“This is a wake-up call,” said Dr. Rosen, who practices integrative medicine in Oradell, N.J. “The main thing pediatricians and patients need to recognize is that we all need to be talking about this. Parents need to be comfortable discussing it, and pediatricians need to feel comfortable bringing it up.”
The survey’s findings will help shape research initiatives, Mr. Nahin said, adding that many products, especially dietary supplements, have not been rigorously tested in clinical trials in adults or children even as their use has become more widespread.
“In most cases, there is no clear recommendation one can make whether a child should use a product or not,” Mr. Nahin said. The survey results are based on data from more than 23,000 interviews with American adults and more than 9,400 interviews with adults on behalf of children in their households.
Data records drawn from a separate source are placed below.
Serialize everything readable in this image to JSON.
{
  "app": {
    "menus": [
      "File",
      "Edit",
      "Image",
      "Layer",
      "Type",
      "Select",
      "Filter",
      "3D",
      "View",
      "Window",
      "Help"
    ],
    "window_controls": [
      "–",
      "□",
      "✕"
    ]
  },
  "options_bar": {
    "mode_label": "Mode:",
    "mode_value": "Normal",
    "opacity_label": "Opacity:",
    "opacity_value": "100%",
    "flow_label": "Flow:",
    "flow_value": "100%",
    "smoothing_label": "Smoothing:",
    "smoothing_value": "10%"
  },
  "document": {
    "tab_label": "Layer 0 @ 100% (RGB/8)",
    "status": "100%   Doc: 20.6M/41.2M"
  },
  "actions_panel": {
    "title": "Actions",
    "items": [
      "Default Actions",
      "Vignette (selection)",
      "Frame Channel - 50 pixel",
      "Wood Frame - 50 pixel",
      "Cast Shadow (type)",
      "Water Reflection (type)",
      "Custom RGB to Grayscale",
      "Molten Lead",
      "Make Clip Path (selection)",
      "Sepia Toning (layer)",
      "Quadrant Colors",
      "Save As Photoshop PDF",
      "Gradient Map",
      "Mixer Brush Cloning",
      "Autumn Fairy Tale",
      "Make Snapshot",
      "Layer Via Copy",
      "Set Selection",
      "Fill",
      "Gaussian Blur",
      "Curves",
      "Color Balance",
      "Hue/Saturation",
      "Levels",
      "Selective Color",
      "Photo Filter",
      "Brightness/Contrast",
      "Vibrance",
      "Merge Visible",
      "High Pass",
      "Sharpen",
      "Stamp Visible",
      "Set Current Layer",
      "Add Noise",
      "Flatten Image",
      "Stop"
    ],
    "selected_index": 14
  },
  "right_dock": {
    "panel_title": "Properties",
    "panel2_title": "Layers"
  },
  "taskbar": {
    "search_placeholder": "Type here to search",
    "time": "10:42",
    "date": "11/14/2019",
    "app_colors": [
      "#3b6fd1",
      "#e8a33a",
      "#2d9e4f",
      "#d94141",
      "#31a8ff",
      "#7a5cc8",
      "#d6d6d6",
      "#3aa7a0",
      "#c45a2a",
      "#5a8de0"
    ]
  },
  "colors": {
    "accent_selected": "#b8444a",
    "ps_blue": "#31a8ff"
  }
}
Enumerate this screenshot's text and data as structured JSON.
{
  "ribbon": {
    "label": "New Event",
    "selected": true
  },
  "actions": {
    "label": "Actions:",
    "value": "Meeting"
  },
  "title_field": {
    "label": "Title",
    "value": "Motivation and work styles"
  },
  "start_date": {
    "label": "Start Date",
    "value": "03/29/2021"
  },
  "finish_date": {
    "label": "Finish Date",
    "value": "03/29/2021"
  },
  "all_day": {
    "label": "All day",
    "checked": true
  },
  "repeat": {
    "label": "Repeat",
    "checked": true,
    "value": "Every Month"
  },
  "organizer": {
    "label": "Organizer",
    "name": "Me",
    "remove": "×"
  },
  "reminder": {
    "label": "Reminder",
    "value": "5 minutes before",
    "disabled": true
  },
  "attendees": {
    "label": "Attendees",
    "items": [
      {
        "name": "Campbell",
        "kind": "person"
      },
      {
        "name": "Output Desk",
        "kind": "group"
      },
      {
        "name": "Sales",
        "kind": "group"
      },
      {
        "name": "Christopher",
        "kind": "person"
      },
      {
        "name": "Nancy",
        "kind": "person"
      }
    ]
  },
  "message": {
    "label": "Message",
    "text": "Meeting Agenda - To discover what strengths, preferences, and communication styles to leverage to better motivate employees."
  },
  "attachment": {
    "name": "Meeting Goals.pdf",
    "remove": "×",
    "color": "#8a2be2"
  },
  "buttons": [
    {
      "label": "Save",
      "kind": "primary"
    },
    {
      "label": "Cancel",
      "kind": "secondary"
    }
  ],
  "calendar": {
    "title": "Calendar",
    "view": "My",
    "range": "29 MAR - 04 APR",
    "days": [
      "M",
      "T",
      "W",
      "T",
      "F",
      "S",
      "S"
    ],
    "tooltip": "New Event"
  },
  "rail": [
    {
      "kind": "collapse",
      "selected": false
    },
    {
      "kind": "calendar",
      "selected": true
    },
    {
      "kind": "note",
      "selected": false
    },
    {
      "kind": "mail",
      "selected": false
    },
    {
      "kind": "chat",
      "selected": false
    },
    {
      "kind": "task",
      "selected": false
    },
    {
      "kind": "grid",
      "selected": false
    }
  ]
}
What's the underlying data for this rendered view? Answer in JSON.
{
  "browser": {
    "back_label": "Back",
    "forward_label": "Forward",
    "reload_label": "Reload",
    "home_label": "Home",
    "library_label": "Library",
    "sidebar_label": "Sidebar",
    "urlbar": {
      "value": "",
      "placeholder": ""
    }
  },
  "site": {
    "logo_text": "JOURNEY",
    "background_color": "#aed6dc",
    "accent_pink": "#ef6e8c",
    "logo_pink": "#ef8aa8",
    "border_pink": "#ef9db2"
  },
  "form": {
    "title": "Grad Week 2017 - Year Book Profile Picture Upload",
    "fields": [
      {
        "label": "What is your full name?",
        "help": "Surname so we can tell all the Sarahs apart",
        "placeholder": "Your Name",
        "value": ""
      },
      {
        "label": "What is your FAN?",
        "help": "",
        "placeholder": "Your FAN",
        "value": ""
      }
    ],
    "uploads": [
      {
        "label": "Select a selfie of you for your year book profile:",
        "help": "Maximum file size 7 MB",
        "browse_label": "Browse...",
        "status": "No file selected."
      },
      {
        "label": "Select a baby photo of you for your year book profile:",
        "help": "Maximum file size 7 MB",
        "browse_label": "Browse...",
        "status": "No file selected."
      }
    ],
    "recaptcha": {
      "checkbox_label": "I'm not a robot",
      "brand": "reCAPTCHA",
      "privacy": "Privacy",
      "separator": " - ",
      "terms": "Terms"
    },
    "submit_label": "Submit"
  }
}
The survey was conducted in 2007 as part of the annual National Health Interview Survey.
It included questions about 36 common alternative therapies, including 10 that are provider-based, like chiropractic care, and 26 that do not require a provider, such as meditation. The last such survey of adult use of alternative therapies was conducted in 2002.
Use of complementary therapies among adults has remained fairly steady in recent years, with 38 percent of adults using some form of alternative medicine in 2007, up from 36 percent in 2002.
But while adults tend to rely on alternative therapies for chronic conditions like back or neck pain, children more often use them for both chronic problems, like attention deficit hyperactivity disorder, and acute illnesses, like headaches and colds.
Adult use of complementary medicines for colds appears to have dropped significantly, to 2 percent in 2007 from 9.5 percent in 2002, while use of yoga, massage, acupuncture, meditation, deep breathing exercises and naturopathy has increased.
The single most influential factor driving children’s adoption of alternative therapies appears to be whether their parents also use them. Children whose parents or relatives use alternative therapies are five times more likely to use them than children whose parents do not.
Teens were more likely to use alternative therapies than younger children, with 16.4 percent of adolescents ages 12 to 17 using these therapies, compared with 10.7 percent of children ages 5 to 11 and 7.6 percent of children ages 4 or younger. White children were twice as likely as black children to use alternative therapies, the survey found.
But the lines separating the therapies considered mainstream from those considered alternative is constantly shifting, said Dr. Kathi Kemper, chair of the American Academy of Pediatrics section for complementary and integrative medicine and a professor of pediatrics at Wake Forest University in Winston-Salem, N.C.
“They included fish oil in this survey, but I’ve been asking psychiatrists if they use fish oil and it looks like 80 percent of psychiatrists are recommending it, as are cardiologists,” Dr. Kemper said. Massage for newborns, hypnosis and acupuncture for pain are also going mainstream, she added.